The Food and Drug Administration approved the first inhaled therapy for pulmonary arterial hypertension in December.
Iloprost, a stable synthetic analogue of prostacyclin, causes selective pulmonary vasodilation, improving exercise capacity and hemodynamics in patients with PAH.
The drug is a strong vasodilator and inhibitor of platelet aggregation. The inhalation formulation (Ventavis Inhalant Solution) was developed to replace continuous infusion prostacyclin, which was the first therapy shown to reduce mortality in patients with severe pulmonary hypertension. In nature, prostacyclin is a local hormone; intravenous introduction can result in systemic side effects and progressive tolerance, requiring more and more of the drug.
The randomized clinical trial reported for approval was conducted on 203 adult patients with PAH; 101 received inhaled iloprost, and 102 received placebo.

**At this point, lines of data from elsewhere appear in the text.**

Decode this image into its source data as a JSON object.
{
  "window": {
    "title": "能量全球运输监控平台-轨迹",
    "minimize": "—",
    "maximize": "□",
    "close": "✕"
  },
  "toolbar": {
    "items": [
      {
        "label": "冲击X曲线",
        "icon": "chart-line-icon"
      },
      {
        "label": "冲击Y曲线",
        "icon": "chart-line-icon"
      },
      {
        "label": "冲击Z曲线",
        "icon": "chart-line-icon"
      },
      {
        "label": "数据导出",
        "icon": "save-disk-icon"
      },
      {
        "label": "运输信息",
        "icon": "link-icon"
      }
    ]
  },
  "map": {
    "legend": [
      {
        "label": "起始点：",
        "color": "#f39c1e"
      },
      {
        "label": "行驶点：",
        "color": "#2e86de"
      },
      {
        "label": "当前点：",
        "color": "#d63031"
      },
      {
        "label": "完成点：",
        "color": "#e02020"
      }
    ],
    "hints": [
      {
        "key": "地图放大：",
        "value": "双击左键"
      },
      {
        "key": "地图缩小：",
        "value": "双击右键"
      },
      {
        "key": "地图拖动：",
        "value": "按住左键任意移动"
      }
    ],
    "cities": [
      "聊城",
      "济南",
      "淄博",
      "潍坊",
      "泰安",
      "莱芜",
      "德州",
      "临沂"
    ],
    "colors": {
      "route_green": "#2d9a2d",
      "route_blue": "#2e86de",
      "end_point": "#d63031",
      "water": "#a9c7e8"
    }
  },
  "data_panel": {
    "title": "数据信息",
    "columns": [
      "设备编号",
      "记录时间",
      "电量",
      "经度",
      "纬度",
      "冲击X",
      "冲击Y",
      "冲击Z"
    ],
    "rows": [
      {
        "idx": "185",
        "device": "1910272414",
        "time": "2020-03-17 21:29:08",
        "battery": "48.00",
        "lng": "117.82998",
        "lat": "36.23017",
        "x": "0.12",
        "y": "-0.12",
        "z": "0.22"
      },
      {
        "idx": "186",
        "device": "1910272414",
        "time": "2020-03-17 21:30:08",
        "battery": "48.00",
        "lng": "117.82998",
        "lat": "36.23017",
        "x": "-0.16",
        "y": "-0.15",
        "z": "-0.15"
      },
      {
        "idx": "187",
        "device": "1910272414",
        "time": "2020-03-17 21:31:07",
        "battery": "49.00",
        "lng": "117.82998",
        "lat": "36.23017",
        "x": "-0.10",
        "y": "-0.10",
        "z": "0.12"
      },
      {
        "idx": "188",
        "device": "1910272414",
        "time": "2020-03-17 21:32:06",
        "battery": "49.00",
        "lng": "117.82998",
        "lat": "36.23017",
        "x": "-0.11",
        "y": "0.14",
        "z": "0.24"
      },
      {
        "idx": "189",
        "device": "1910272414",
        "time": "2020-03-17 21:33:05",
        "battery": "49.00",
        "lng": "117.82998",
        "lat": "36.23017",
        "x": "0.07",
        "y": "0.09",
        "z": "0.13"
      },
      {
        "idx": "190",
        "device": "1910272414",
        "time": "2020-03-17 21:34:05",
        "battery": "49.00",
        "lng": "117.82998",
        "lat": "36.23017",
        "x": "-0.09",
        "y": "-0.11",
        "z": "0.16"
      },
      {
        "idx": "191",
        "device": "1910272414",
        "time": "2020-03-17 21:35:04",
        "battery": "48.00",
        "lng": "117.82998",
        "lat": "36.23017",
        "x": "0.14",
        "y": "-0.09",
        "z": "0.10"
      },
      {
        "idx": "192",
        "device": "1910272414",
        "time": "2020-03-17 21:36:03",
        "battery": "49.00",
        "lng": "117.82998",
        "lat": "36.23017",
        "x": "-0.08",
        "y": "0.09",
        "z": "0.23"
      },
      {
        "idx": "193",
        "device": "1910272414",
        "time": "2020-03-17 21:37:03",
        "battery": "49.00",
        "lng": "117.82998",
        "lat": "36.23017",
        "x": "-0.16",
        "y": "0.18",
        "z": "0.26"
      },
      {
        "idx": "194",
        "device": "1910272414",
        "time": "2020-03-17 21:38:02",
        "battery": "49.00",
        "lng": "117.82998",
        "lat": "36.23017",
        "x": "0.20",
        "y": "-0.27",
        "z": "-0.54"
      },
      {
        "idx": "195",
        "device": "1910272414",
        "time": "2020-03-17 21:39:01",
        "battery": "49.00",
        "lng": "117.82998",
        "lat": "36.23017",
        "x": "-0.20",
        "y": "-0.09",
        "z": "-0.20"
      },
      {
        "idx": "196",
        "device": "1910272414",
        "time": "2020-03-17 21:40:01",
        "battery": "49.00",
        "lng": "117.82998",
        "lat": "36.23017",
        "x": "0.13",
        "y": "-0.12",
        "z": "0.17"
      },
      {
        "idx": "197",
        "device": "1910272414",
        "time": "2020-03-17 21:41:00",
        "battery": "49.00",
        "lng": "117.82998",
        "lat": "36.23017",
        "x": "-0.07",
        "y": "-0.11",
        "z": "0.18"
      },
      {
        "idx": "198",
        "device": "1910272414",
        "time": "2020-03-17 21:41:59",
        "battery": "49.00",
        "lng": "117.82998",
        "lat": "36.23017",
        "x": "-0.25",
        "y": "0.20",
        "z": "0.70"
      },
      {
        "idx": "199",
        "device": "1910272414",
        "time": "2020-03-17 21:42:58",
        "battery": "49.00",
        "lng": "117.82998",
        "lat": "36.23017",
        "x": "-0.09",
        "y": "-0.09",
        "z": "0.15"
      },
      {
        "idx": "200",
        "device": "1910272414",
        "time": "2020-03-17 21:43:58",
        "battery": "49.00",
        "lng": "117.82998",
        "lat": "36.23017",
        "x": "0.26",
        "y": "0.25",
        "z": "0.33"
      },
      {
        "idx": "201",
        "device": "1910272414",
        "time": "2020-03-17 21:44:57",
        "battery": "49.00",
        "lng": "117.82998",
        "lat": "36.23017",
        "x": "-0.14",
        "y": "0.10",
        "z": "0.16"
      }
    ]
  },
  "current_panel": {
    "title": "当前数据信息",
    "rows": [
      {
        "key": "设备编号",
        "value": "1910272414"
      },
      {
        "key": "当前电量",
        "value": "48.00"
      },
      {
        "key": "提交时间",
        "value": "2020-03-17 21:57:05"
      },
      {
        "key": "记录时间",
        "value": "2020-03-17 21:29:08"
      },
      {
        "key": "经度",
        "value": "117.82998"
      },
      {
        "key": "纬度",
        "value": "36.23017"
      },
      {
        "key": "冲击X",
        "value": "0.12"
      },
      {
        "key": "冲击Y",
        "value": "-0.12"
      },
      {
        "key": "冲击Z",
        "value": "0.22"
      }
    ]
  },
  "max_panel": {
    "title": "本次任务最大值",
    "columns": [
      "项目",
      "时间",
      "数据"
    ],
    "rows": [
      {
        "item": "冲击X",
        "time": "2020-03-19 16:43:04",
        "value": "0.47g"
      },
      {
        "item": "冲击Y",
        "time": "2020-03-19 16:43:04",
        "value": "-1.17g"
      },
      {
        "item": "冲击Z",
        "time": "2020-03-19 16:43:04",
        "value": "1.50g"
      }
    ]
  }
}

The response rate in the iloprost group (6‐9 inhalations per day) was 19%, compared with 4% for the placebo group. The response rate was determined using a primary composite end point that incorporated improvement in exercise capacity, improvement in at least one New York Heart Association PAH class, and no death or deterioration. Adverse responses with iloprost included flushing, cough, jaw pain, and headache.
Iloprost is dispensed in single‐use glass ampules (2 mL) containing 20 mcg iloprost for inhalation via the Prodose Adaptive Aerosol Delivery system. Labeling indicated that iloprost should not be inhaled more than once every 2 hours, and the drug is not effective while a patient is sleeping. Vital signs should be monitored when initiating iloprost because of the risk of syncope.
Iloprost, though not yet commercially available in the United States, will be marketed by CoTherix Inc. as the Ventavis Inhalant Solution under exclusive contract with Schering AG, which markets the drug in Europe and Australia. CoTherix had previously received orphan drug designation for iloprost from the FDA in August 2004.
Clinical trials are underway in the United States to examine its interaction with other drug treatments for PAH, as well as for its potential as a preventive agent for lung cancer in heavy smokers.